Eric Quigley MediConnect

Verisk Health – COO Eric Quigley

Ascent Advisor – Paul Savage:  MediConnect was purchased by Verisk Analytics almost a year ago. What has changed since the purchase and what has stayed the same?

Eric Quigley: Whenever you combine any two companies there are going to be changes, some good and some bad.  Most of the time the bad changes aren’t intentional, it’s just that one company does things one way and the other company does things another way. There is always more red tape with a larger company; which is understood; they are a publicly traded company. They have to follow certain compliance issues when it comes to publicly traded financials that we didn’t have before, so it’s been an interesting shift to see.

One of the benefits of being purchased by a company like Verisk is that they are much larger entity than MediConnect was, which gives us the ability to go after larger opportunities that we weren’t previously in the market for as they required a larger suite of services.

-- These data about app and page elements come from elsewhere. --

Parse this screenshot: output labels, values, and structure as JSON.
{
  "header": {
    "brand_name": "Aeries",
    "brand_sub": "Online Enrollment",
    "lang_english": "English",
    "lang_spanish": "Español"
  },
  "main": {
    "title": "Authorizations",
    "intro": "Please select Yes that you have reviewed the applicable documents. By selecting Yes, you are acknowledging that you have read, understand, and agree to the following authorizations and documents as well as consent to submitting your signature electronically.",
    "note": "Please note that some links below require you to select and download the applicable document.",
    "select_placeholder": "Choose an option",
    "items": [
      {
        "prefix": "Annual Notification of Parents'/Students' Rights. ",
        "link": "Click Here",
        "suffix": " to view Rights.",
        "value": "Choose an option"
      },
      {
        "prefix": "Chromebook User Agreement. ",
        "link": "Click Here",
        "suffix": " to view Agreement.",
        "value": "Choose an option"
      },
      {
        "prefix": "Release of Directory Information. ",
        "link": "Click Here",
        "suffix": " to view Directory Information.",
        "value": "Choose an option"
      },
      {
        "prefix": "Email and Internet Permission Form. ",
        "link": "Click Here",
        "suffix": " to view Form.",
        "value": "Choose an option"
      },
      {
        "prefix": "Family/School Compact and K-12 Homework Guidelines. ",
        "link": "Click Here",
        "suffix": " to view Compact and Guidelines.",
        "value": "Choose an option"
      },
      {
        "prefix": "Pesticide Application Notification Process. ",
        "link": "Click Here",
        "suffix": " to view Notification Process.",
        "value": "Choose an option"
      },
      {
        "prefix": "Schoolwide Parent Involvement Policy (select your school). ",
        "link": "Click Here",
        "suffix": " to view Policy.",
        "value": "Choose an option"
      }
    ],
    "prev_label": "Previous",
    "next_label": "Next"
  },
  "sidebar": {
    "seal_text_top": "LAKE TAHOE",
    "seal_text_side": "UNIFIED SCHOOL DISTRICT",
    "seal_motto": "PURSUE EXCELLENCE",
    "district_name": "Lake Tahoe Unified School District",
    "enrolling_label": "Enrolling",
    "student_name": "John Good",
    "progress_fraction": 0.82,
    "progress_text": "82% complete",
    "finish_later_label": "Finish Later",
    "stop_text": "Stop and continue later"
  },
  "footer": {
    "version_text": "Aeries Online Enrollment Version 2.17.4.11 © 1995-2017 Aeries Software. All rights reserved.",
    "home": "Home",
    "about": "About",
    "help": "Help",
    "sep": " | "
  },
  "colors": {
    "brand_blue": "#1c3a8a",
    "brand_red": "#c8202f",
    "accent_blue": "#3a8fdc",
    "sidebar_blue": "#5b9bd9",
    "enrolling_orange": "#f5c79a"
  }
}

At the same time, we are proud that we became a big company that still is able to run like a smaller company with attention to people and to culture.  We’ve been given some autonomy to keep our culture and methods of doing things. Continue reading